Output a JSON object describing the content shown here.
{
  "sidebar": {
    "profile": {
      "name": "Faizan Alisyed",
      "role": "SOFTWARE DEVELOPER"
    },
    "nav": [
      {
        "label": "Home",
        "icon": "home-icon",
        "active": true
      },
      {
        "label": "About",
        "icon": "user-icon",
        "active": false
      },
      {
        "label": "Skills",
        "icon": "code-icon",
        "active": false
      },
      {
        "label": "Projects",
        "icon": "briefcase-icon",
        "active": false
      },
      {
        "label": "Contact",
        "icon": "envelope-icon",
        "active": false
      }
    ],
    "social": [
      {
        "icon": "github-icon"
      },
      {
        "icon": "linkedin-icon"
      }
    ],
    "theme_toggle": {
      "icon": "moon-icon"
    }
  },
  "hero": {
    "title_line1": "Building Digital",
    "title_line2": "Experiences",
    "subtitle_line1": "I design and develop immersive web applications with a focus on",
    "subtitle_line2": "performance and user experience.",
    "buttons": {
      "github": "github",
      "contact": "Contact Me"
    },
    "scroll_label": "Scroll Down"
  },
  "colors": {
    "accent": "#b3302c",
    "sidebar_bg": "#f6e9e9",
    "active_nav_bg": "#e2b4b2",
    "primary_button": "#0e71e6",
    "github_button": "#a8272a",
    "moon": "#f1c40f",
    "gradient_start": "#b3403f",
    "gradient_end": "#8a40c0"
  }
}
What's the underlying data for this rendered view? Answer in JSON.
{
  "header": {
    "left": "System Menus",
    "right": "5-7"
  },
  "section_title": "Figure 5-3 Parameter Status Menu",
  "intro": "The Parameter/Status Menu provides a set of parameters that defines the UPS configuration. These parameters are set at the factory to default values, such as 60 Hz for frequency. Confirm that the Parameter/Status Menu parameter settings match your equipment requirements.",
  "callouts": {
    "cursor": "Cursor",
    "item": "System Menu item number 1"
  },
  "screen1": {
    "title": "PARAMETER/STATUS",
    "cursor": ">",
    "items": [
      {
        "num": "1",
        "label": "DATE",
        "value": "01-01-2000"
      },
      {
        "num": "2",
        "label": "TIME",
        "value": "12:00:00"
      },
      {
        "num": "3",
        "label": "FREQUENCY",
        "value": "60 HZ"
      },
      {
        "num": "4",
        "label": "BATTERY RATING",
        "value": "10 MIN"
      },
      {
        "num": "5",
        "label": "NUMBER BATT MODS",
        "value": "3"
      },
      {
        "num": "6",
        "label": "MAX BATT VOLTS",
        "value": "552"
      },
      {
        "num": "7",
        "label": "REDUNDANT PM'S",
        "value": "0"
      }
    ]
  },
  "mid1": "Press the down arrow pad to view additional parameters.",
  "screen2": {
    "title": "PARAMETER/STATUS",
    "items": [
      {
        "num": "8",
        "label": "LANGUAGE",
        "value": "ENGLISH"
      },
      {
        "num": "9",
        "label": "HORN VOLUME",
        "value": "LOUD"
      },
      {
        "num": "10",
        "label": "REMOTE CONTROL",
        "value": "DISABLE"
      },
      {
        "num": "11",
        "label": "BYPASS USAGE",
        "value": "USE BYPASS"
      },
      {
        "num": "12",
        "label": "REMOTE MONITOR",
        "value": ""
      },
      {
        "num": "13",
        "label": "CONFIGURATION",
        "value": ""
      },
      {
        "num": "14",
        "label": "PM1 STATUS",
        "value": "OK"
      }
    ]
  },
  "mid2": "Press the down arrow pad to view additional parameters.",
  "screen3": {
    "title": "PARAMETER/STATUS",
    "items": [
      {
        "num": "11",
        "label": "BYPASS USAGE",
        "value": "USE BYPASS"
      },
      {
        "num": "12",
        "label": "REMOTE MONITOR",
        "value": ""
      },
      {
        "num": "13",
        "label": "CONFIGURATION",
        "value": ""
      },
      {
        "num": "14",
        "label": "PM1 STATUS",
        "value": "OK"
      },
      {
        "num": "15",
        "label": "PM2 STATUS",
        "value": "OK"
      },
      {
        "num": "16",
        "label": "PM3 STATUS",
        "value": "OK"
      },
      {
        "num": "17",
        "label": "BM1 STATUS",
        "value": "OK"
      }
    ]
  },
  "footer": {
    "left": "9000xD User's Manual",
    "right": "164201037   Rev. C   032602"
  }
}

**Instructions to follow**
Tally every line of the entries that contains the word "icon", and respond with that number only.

**Result for this exercise**
8